Excerpts from an interface dataset
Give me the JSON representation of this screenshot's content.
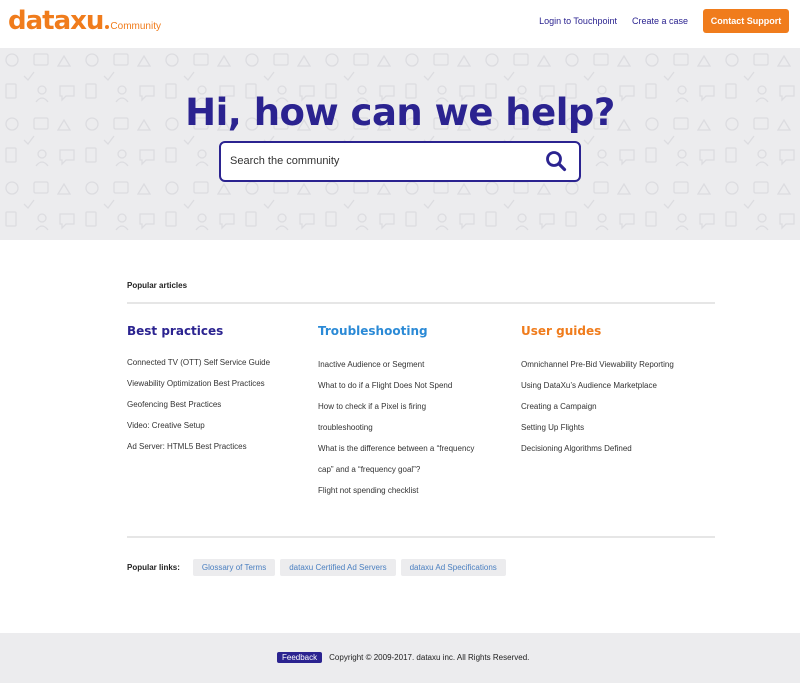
{
  "header": {
    "logo_word": "dataxu",
    "logo_sub": "Community",
    "nav": [
      {
        "label": "Login to Touchpoint"
      },
      {
        "label": "Create a case"
      }
    ],
    "support_button": "Contact Support"
  },
  "hero": {
    "title": "Hi, how can we help?",
    "search_placeholder": "Search the community"
  },
  "popular_articles": {
    "label": "Popular articles",
    "columns": [
      {
        "title": "Best practices",
        "items": [
          "Connected TV (OTT) Self Service Guide",
          "Viewability Optimization Best Practices",
          "Geofencing Best Practices",
          "Video: Creative Setup",
          "Ad Server: HTML5 Best Practices"
        ]
      },
      {
        "title": "Troubleshooting",
        "items": [
          "Inactive Audience or Segment",
          "What to do if a Flight Does Not Spend",
          "How to check if a Pixel is firing",
          "troubleshooting",
          "What is the difference between a “frequency",
          "cap” and a “frequency goal”?",
          "Flight not spending checklist"
        ]
      },
      {
        "title": "User guides",
        "items": [
          "Omnichannel Pre-Bid Viewability Reporting",
          "Using DataXu’s Audience Marketplace",
          "Creating a Campaign",
          "Setting Up Flights",
          "Decisioning Algorithms Defined"
        ]
      }
    ]
  },
  "popular_links": {
    "label": "Popular links:",
    "links": [
      "Glossary of Terms",
      "dataxu Certified Ad Servers",
      "dataxu Ad Specifications"
    ]
  },
  "footer": {
    "feedback": "Feedback",
    "copyright": "Copyright © 2009-2017. dataxu inc. All Rights Reserved."
  },
  "colors": {
    "brand_orange": "#f07c1c",
    "brand_navy": "#2b2390",
    "link_blue": "#2b8ad6",
    "hero_bg": "#ececee"
  },
  "icons": {
    "search": "search-icon",
    "hero_pattern": "background-pattern"
  }
}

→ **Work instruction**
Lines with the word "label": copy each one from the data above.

→ **Task response**
        "label": "Login to Touchpoint"
        "label": "Create a case"
    "label": "Popular articles",
    "label": "Popular links:",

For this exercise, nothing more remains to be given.